By the time Lost Ember begins, humans have vanished. Something, or someone, mucked things up so completely that nothing but their sturdiest architecture survived. You play as a wolf exploring the ruins of humanity in a bid to understand the why and wherefore of it all. Accomplishing this means inhabiting the bodies of other creatures to uncover parts of the world beyond where your paws can tread.
The menagerie at hand could have you plummeting over waterfalls as a fish one moment and then hopping into a turtle so you can dig up root vegetables. Neither might help you solve an existential mystery, but it looks mighty interesting.
Developers Mooneye Studios say switching bodies will be key in progressing through Lost Ember’s varied landscapes and puzzling out the finer details of what happened to the civilisation that once called it home:
“As a wolf with the power to inhabit and control other animals and with a trusted companion at your side, you’ll discover ruins of long forgotten civilisations and ancient cultures that tell a story of hope, loss, ambition and failure.

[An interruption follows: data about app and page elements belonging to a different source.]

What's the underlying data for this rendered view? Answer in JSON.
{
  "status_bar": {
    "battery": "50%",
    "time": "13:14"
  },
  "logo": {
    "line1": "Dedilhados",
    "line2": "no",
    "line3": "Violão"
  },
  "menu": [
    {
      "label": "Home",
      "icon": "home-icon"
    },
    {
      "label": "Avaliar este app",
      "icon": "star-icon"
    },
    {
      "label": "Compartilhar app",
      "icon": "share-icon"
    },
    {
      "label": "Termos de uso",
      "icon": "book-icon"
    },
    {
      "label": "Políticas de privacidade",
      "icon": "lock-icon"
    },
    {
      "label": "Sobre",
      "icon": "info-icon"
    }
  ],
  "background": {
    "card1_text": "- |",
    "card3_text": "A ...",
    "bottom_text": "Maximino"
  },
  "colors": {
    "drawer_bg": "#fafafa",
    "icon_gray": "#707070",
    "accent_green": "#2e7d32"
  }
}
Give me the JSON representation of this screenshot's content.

Take flight over the canopy as a parrot, dive into the depths of the sea as a fish, or dig underground as a mole, there are many ways to discover your environment.”

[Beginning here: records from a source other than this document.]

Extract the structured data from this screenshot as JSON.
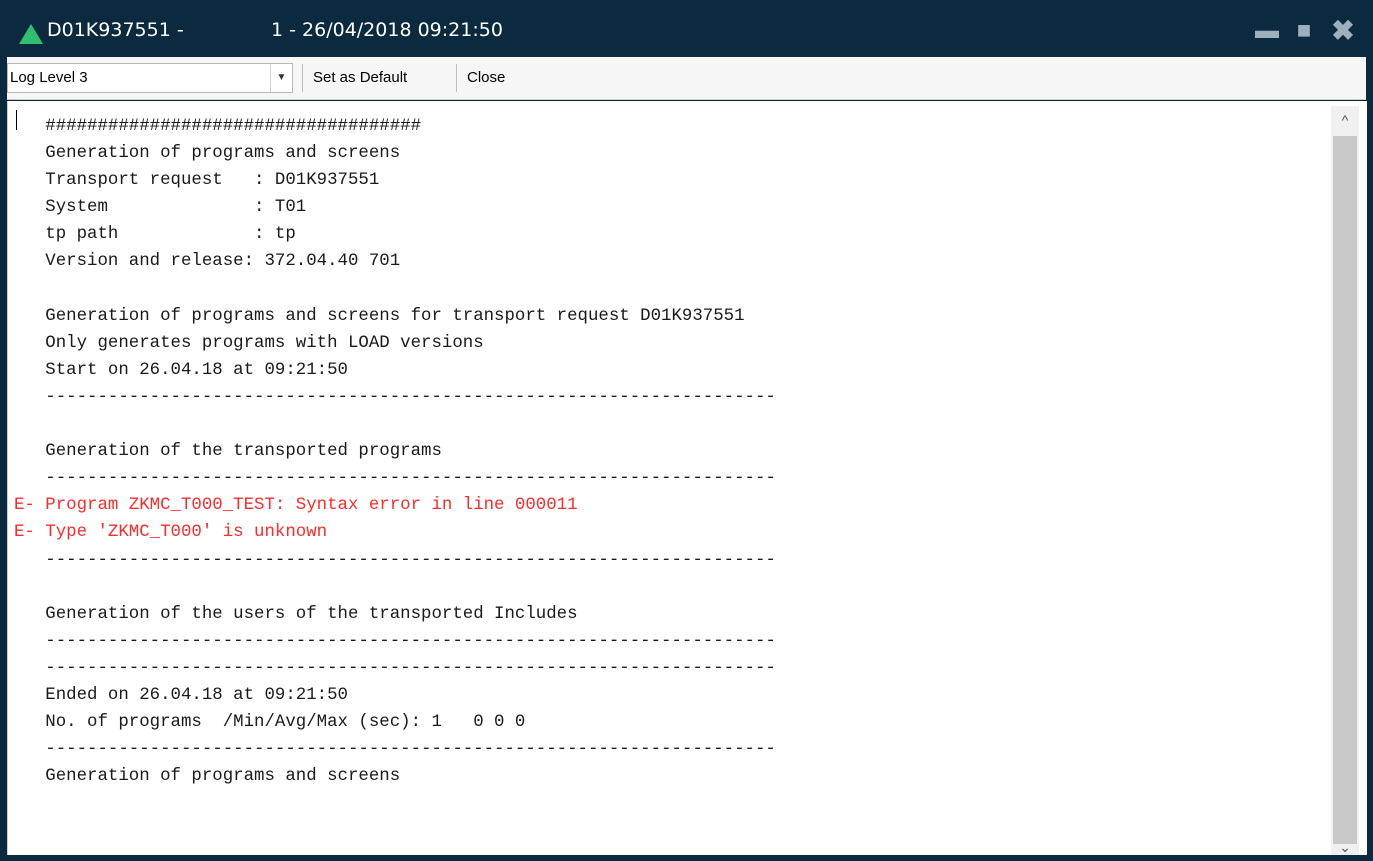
{
  "window": {
    "title_id": "D01K937551 -",
    "title_info": "1 - 26/04/2018 09:21:50",
    "icon": "app-triangle-icon",
    "accent_color": "#2fbf71",
    "titlebar_color": "#0b2a3f",
    "controls": {
      "minimize": "▬",
      "maximize": "■",
      "close": "✖"
    }
  },
  "toolbar": {
    "log_level": "Log Level 3",
    "dropdown_icon": "▼",
    "set_default_label": "Set as Default",
    "close_label": "Close"
  },
  "log": {
    "error_color": "#ff2b2b",
    "lines": [
      "   ####################################",
      "   Generation of programs and screens",
      "   Transport request   : D01K937551",
      "   System              : T01",
      "   tp path             : tp",
      "   Version and release: 372.04.40 701",
      "",
      "   Generation of programs and screens for transport request D01K937551",
      "   Only generates programs with LOAD versions",
      "   Start on 26.04.18 at 09:21:50",
      "   ----------------------------------------------------------------------",
      "",
      "   Generation of the transported programs",
      "   ----------------------------------------------------------------------",
      "E- Program ZKMC_T000_TEST: Syntax error in line 000011",
      "E- Type 'ZKMC_T000' is unknown",
      "   ----------------------------------------------------------------------",
      "",
      "   Generation of the users of the transported Includes",
      "   ----------------------------------------------------------------------",
      "   ----------------------------------------------------------------------",
      "   Ended on 26.04.18 at 09:21:50",
      "   No. of programs  /Min/Avg/Max (sec): 1   0 0 0",
      "   ----------------------------------------------------------------------",
      "   Generation of programs and screens"
    ]
  },
  "scrollbar": {
    "up_icon": "^",
    "down_icon": "⌄"
  }
}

Mooneye launched a Kickstarter for Lost Ember, their first major game, in 2016. By the end of the campaign, they had collected €326,103 (roughly £280k in today money), triple their goal.

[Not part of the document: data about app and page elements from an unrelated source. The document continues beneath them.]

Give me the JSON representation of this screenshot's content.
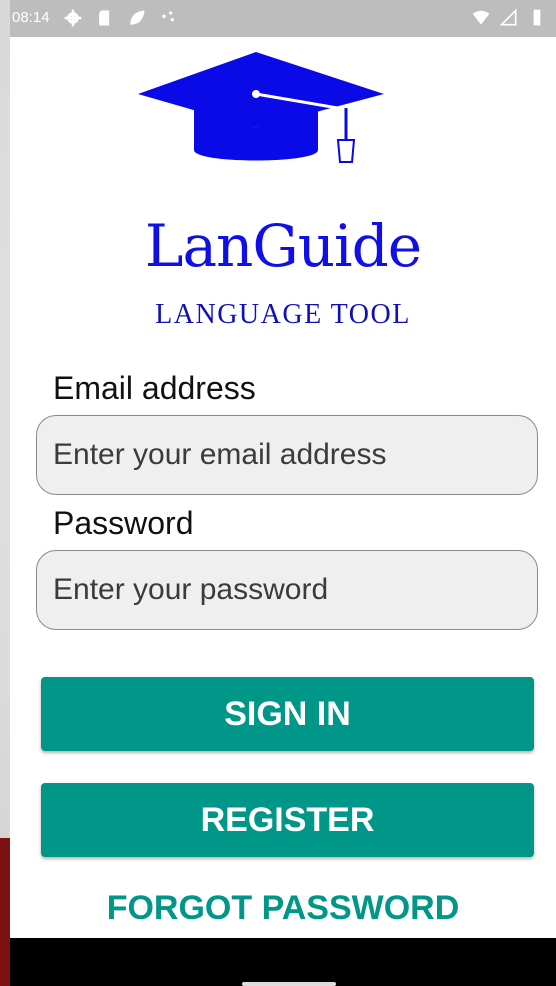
{
  "status_bar": {
    "time": "08:14",
    "left_icons": [
      "settings-icon",
      "sd-card-icon",
      "leaf-icon",
      "dots-icon"
    ],
    "right_icons": [
      "wifi-icon",
      "signal-icon",
      "battery-icon"
    ]
  },
  "brand": {
    "logo_icon": "graduation-cap-icon",
    "title": "LanGuide",
    "subtitle": "LANGUAGE TOOL",
    "color": "#1010e6"
  },
  "form": {
    "email_label": "Email address",
    "email_placeholder": "Enter your email address",
    "email_value": "",
    "password_label": "Password",
    "password_placeholder": "Enter your password",
    "password_value": ""
  },
  "actions": {
    "sign_in_label": "SIGN IN",
    "register_label": "REGISTER",
    "forgot_label": "FORGOT PASSWORD",
    "accent_color": "#009688"
  }
}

Reflective narratives about the collapse of society are distressingly poignant in 2019, but common wisdom says pop culture reflects the anxieties of its generation. I shouldn’t be too shocked that plenty people felt drawn to a game that didn’t bother trying to save us from ourselves but was instead more interested in what the world might become when we’re nothing but a crumbling, half-buried memory.